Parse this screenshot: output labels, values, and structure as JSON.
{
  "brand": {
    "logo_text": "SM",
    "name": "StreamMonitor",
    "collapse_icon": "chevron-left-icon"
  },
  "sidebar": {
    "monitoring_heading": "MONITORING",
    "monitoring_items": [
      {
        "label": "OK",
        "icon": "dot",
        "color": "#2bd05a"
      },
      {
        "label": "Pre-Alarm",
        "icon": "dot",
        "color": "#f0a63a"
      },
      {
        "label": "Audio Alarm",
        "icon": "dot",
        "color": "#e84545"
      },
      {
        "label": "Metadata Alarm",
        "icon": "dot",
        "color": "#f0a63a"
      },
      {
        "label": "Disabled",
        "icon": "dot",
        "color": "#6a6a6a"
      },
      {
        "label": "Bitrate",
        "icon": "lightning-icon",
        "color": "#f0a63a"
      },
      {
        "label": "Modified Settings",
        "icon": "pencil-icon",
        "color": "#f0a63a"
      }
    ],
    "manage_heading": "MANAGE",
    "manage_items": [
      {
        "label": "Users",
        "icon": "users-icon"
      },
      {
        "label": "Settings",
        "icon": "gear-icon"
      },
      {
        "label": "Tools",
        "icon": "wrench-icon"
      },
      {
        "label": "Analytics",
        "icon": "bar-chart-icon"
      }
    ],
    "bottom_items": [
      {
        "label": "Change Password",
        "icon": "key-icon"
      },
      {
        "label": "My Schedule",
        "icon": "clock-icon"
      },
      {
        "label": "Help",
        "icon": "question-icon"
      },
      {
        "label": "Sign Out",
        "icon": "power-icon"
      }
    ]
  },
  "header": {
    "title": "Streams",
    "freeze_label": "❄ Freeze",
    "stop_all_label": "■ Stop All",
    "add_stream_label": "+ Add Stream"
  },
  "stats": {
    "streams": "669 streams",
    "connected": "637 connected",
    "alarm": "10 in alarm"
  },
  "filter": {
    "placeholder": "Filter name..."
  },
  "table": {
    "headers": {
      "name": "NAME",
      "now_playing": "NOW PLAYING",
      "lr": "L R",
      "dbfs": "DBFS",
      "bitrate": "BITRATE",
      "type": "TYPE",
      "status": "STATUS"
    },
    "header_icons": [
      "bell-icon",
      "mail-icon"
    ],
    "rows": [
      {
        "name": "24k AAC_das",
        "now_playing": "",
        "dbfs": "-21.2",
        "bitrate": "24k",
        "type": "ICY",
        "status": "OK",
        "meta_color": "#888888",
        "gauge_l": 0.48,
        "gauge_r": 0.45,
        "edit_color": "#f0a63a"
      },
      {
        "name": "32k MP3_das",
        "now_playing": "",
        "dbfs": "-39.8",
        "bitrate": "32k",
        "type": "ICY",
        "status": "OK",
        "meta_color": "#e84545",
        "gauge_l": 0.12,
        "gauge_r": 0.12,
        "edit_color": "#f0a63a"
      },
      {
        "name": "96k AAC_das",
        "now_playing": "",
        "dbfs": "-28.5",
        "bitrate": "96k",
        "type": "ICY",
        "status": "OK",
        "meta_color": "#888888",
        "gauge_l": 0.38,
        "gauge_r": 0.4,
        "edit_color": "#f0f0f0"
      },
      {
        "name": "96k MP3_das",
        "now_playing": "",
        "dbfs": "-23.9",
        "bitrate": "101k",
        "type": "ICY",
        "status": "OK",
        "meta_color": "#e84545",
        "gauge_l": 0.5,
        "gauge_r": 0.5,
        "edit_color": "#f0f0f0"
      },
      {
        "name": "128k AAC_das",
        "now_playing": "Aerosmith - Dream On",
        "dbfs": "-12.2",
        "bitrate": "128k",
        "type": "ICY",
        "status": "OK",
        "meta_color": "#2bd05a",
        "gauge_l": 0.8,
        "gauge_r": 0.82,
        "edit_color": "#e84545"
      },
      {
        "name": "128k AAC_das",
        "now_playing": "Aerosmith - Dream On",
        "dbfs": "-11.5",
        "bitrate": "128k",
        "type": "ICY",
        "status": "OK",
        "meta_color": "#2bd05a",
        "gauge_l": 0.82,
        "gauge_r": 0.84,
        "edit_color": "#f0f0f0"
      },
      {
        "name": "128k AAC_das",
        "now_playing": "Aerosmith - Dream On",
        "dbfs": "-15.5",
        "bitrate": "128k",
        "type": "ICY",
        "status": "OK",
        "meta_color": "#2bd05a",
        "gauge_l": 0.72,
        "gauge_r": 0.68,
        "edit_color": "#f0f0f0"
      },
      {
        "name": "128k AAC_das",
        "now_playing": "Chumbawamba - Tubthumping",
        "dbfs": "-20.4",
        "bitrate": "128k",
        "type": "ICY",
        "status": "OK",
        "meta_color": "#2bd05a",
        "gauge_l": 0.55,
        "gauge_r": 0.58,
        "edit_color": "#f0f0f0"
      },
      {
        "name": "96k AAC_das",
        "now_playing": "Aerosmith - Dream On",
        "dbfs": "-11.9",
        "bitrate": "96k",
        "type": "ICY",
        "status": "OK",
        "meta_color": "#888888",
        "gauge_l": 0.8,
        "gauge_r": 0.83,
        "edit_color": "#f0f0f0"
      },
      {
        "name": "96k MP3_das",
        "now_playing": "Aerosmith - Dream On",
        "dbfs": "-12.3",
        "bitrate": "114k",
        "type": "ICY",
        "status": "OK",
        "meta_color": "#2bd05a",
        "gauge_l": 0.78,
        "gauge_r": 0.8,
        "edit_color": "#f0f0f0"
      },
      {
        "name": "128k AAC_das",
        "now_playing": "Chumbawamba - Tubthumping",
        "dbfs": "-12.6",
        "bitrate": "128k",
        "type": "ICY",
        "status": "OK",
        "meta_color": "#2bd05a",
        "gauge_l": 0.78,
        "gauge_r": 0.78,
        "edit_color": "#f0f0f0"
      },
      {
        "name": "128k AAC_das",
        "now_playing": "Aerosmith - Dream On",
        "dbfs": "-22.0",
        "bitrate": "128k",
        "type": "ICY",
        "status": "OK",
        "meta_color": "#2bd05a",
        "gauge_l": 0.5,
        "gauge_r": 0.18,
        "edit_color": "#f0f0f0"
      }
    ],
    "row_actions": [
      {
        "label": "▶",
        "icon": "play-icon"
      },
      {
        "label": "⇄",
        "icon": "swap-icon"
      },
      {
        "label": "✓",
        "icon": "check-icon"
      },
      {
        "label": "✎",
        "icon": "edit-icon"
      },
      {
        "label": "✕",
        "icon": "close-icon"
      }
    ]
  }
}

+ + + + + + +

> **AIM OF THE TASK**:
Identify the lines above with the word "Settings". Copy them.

> **RESPONSE**:
        "label": "Modified Settings",
        "label": "Settings",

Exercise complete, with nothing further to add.